The fatal shooting of Lower Hutt teacher Rosemary Ives was one of three dangerous night hunting incidents over Labour Weekend, it has been revealed.
Police and Department of Conservation officials are angry about the practice, worried that more innocent people could be killed.
Ives, 25, was shot in the head as she brushed her teeth beside her partner Adam Hyndman, metres from their tent at a DoC campsite near Turangi last Friday night. Hyndman fought for 90 minutes to save her life.
A funeral for Ives was held at Seifried Winery on Rabbit Island in Nelson on Thursday.
Hamilton hunter Andrew Mears, 25, allegedly mistook Ives for a deer or possum while spotlighting, in which hunters use torches to identify their targets in the dark.
He has been charged with careless use of a firearm and may face more serious charges.
Police are also setting their sights on a pack of gunslinging "idiots with spotlights" who went night shooting within metres of terrified Wairarapa trampers at the weekend.
DoC national hunting adviser Brent Beaven said trampers who stayed overnight at Totara Flats Hut reported the incident to field staff, who turned the matter over to police.
"The hut was near full and these idiots were shooting only 50m away," Beaven said. "The trampers were very frightened. This sort of behaviour is certainly not representative of the majority of hunters and, in my opinion, can't even be considered hunting.
"A spotlight only reaches about 300m but a bullet from a high-powered rifle can travel over a kilometre. It's impossible to know what's in your firing zone at night. It's just plain dumb."
The spotlighters broke the law under the Arms Act as they frightened and annoyed the trampers. They also breached DoC legislation by hunting on a reserve at night.

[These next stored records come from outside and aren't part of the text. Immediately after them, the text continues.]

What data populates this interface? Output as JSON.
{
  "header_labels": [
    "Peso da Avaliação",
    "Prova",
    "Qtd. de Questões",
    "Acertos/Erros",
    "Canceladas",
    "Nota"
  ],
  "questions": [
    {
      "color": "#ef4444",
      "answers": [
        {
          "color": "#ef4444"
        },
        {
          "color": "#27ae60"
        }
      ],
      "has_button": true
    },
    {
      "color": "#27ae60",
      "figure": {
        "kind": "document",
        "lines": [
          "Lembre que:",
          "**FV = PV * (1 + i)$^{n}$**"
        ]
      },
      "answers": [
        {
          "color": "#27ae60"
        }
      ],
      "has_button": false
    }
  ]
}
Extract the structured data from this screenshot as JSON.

Beaven said hunters had to get a permit to stalk on DoC land. Violators risked up to a year in jail or a $10,000 fine.
On Saturday night, shots were fired from a vehicle near where a DoC worker was camping at Butchers Flat in the Marlborough Sounds.

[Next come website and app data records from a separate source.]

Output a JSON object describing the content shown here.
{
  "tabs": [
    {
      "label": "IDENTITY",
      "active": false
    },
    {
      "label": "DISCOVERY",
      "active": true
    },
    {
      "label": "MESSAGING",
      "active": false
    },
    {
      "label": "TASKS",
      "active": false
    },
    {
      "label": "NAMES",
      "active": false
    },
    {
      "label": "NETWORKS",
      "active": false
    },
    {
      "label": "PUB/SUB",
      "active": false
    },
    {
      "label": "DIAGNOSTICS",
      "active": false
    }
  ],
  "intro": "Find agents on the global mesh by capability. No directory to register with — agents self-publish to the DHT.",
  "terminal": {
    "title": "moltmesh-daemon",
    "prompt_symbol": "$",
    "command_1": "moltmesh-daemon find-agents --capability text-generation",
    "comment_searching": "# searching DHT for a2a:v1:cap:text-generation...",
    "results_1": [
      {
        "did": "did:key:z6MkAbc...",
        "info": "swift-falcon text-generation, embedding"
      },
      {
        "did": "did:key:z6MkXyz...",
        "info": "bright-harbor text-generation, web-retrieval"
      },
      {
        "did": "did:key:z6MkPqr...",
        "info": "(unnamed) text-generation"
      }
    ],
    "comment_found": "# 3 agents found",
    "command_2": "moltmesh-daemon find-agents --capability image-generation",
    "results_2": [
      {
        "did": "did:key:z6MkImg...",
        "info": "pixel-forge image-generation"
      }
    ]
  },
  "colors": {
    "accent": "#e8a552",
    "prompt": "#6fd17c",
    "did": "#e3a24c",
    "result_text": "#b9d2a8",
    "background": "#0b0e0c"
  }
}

Conservation Minister Kate Wilkinson said night hunting with spotlights on public land would not be tolerated.
She urged hunters to be vigilant and report any illegal activity. "We have to make sure that the police are contacted. Then the police can take action accordingly," she said. Additional reporting
Wairarapa Times AgeBy Anna Leask